#### WHAT THE EXERCISE ASKS:
Whenever a line in the records below holds the string "username", copy it out.

#### TASK MATERIAL:
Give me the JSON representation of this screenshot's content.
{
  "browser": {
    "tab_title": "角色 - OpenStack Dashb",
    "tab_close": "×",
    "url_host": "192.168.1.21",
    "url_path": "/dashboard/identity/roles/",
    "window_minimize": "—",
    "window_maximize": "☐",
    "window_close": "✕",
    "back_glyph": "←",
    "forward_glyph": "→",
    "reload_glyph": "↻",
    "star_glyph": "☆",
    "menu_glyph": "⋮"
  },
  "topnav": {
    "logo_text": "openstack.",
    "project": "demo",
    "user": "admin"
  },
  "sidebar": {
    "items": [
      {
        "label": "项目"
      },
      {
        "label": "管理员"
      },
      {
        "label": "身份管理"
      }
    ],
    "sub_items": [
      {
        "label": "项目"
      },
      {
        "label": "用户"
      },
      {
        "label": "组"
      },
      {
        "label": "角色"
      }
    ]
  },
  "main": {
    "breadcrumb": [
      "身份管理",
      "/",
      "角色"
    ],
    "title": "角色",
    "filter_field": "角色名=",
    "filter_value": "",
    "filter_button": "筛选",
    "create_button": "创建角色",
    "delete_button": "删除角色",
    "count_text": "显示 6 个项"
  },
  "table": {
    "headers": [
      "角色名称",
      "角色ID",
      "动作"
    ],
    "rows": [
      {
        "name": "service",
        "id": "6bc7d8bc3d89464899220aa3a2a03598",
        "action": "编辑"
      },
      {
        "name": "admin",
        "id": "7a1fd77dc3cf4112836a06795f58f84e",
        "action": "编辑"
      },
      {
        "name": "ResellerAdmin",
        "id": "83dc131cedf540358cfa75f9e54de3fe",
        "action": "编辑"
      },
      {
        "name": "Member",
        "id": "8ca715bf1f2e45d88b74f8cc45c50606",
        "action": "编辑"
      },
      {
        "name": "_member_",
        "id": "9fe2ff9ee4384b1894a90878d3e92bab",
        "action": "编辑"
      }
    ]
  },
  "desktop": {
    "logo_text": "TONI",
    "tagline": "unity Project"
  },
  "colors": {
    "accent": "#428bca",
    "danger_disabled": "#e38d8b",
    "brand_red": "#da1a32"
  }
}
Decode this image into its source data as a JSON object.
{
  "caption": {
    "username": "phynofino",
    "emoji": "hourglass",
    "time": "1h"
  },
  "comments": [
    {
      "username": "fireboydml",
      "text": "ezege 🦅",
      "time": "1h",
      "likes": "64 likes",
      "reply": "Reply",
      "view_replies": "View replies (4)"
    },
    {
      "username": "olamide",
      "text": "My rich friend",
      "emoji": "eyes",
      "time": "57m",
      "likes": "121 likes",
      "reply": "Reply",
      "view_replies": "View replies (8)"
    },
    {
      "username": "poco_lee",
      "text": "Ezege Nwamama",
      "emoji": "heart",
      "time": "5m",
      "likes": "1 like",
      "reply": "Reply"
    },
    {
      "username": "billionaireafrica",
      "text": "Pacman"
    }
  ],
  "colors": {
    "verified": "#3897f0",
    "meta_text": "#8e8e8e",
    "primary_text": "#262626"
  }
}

#### YOUR SOLUTION:
    "username": "phynofino",
      "username": "fireboydml",
      "username": "olamide",
      "username": "poco_lee",
      "username": "billionaireafrica",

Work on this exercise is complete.